Friday, July 15, 2011

Consumer prices in June in western U.S. climb 3.1 percent

The Bureau of Labor Statistics released today the June CPI for US urban areas and regions. In the West region, from June 2010 to June 2011, the CPI increased 3.1 percent. This is the second-largest year-over-year increase since 2008, before the deflationary effects of the 2007-2009 recession began to be felt.

In the first graph, we can see that the CPI growth in June 2011 is now at the third-highest increase observed for June during the past ten years. Only 2006 and 2008 showed larger increases, and price increases in those years were partially countered by strong growth in employment and incomes, but at the present time, income growth has been flat in recent years, as discussed here.

The price increases are being largely driven by transportation costs, such as gasoline, which increased by 10.2 percent, year over year. Food costs also increased significantly, rising 3.6 percent. Price increases in housing have begun to inch up with June's year-over-year increase at 1.2 percent. Housing costs to consumers will likely move upward as rent increases in the face of building demand and little new construction.

Recent price increases will impact household calculations and attitudes on spending as many households conclude that discretionary spending will need to be scaled back in the face of increasing food and transportation costs. These price increases come in the face of continued lackluster performance in the labor markets. The most recent regional data, shown here, showed a surge in layoffs and a decline in new hires.

This in turn will have effects on home purchase activity as well. Note: In addition to the issue of disposable income is the issue of interest rates. Should the Federal Reserve conclude that inflation does need to be addressed, the resulting increase in interest rates would also push down home purchase activity. On the other hand, a slowing job market would produce deflationary effects, which would push the fed toward additional monetary easing.

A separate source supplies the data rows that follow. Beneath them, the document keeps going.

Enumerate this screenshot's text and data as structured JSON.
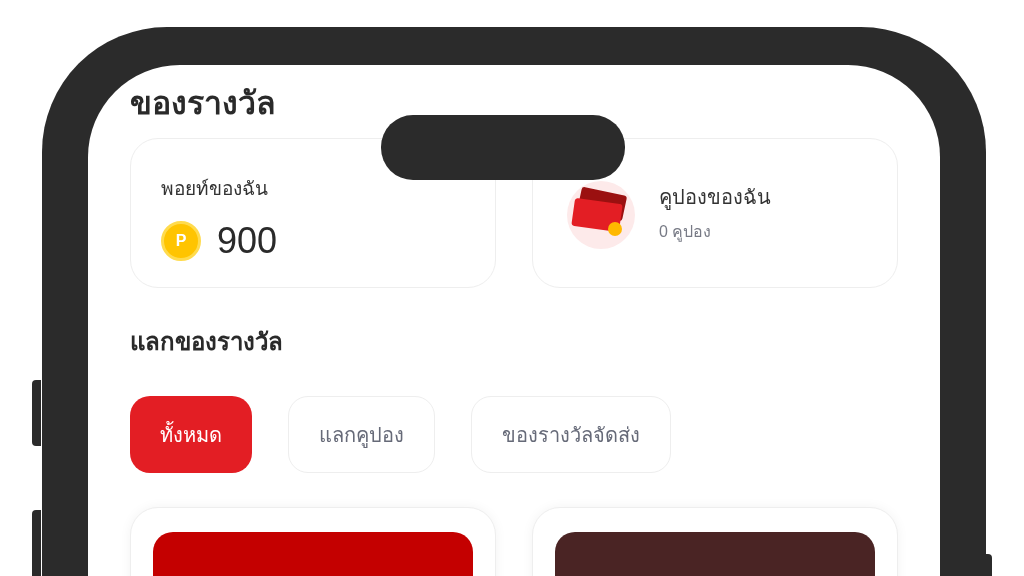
{
  "page_title": "ของรางวัล",
  "points_card": {
    "label": "พอยท์ของฉัน",
    "coin_symbol": "P",
    "value": "900"
  },
  "coupons_card": {
    "label": "คูปองของฉัน",
    "count": "0 คูปอง"
  },
  "section_title": "แลกของรางวัล",
  "tabs": [
    {
      "label": "ทั้งหมด",
      "selected": true
    },
    {
      "label": "แลกคูปอง",
      "selected": false
    },
    {
      "label": "ของรางวัลจัดส่ง",
      "selected": false
    }
  ],
  "reward_cards": [
    {
      "color": "#c40000"
    },
    {
      "color": "#4a2424"
    }
  ]
}
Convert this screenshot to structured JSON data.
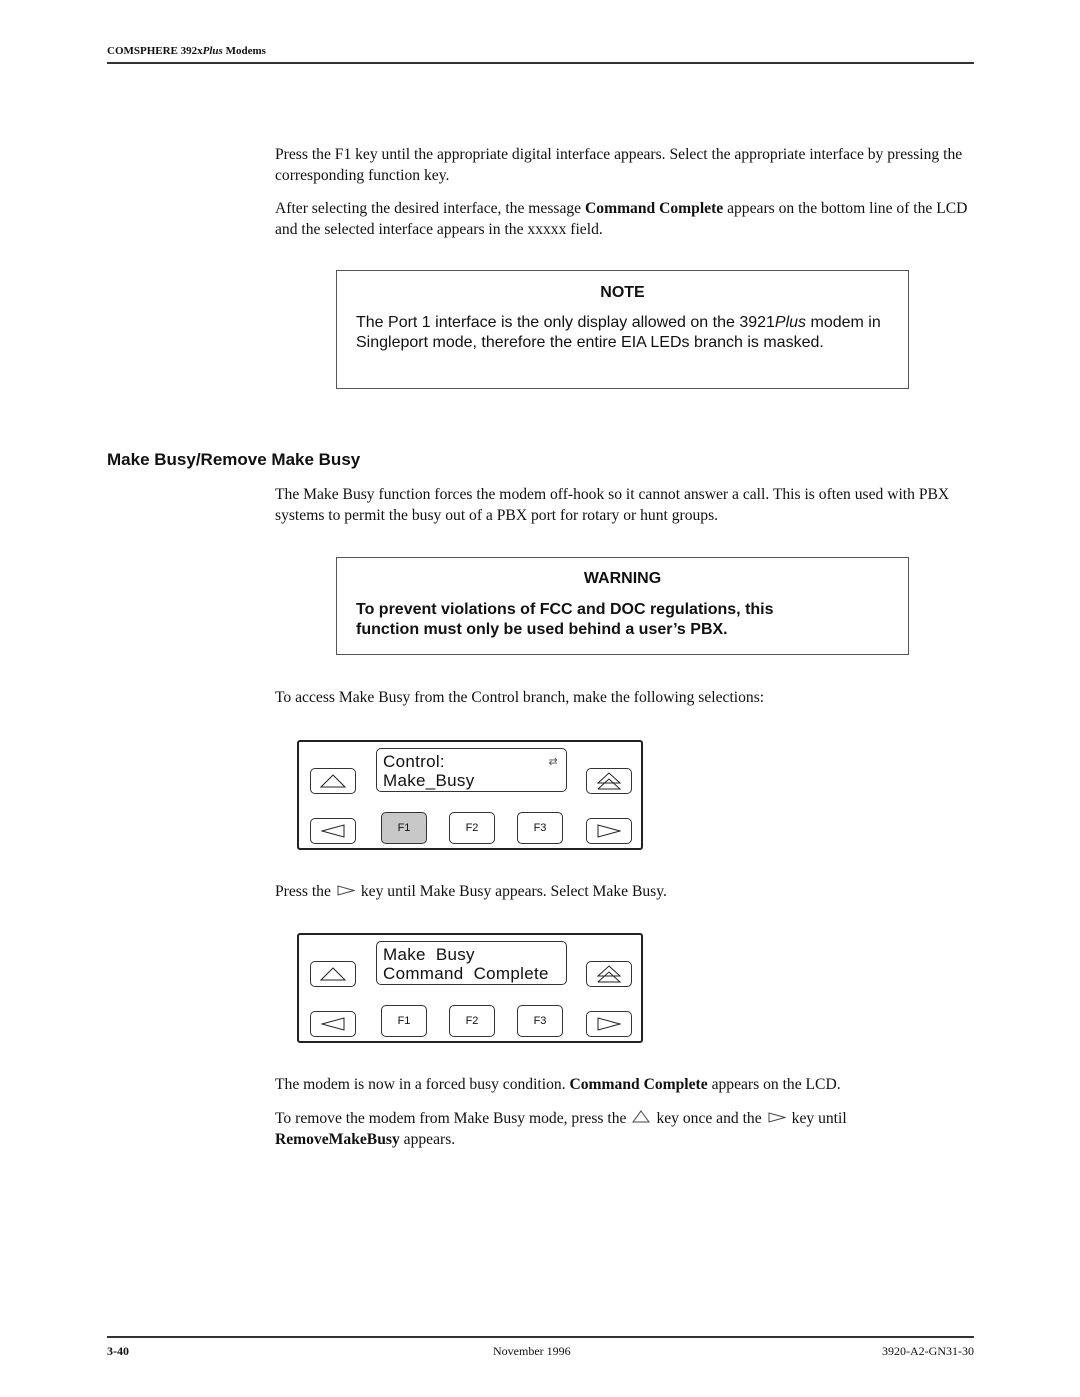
{
  "header": {
    "running_head_prefix": "COMSPHERE 392x",
    "running_head_italic": "Plus",
    "running_head_suffix": " Modems"
  },
  "intro": {
    "para1": "Press the F1 key until the appropriate digital interface appears. Select the appropriate interface by pressing the corresponding function key.",
    "para2_before": "After selecting the desired interface, the message ",
    "para2_bold": "Command Complete",
    "para2_after": " appears on the bottom line of the LCD and the selected interface appears in the xxxxx field."
  },
  "note": {
    "title": "NOTE",
    "body_before": "The Port 1 interface is the only display allowed on the 3921",
    "body_italic": "Plus",
    "body_after": " modem in Singleport mode, therefore the entire EIA LEDs branch is masked."
  },
  "section": {
    "heading": "Make Busy/Remove Make Busy",
    "para": "The Make Busy function forces the modem off-hook so it cannot answer a call. This is often used with PBX systems to permit the busy out of a PBX port for rotary or hunt groups."
  },
  "warning": {
    "title": "WARNING",
    "body": "To prevent violations of FCC and DOC regulations, this function must only be used behind a user’s PBX."
  },
  "access_para": "To access Make Busy from the Control branch, make the following selections:",
  "keypad1": {
    "lcd_line1": "Control:",
    "lcd_line2": "Make_Busy",
    "lcd_icon": "⇄",
    "f1": "F1",
    "f2": "F2",
    "f3": "F3",
    "pressed_key": "F1"
  },
  "press_para": {
    "before": "Press the",
    "after": "key until Make Busy appears. Select Make Busy."
  },
  "keypad2": {
    "lcd_line1": "Make  Busy",
    "lcd_line2": "Command  Complete",
    "f1": "F1",
    "f2": "F2",
    "f3": "F3"
  },
  "result_para": {
    "before": "The modem is now in a forced busy condition. ",
    "bold": "Command Complete",
    "after": " appears on the LCD."
  },
  "remove_para": {
    "part1": "To remove the modem from Make Busy mode, press the",
    "part2": "key once and the",
    "part3": "key until",
    "bold": "RemoveMakeBusy",
    "part4": " appears."
  },
  "footer": {
    "page_number": "3-40",
    "date": "November 1996",
    "doc_id": "3920-A2-GN31-30"
  }
}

The second graph shows year-over-year changes in CPI for all months since 2002. If current trends continue, CPI growth will return to pre-recession levels in coming months.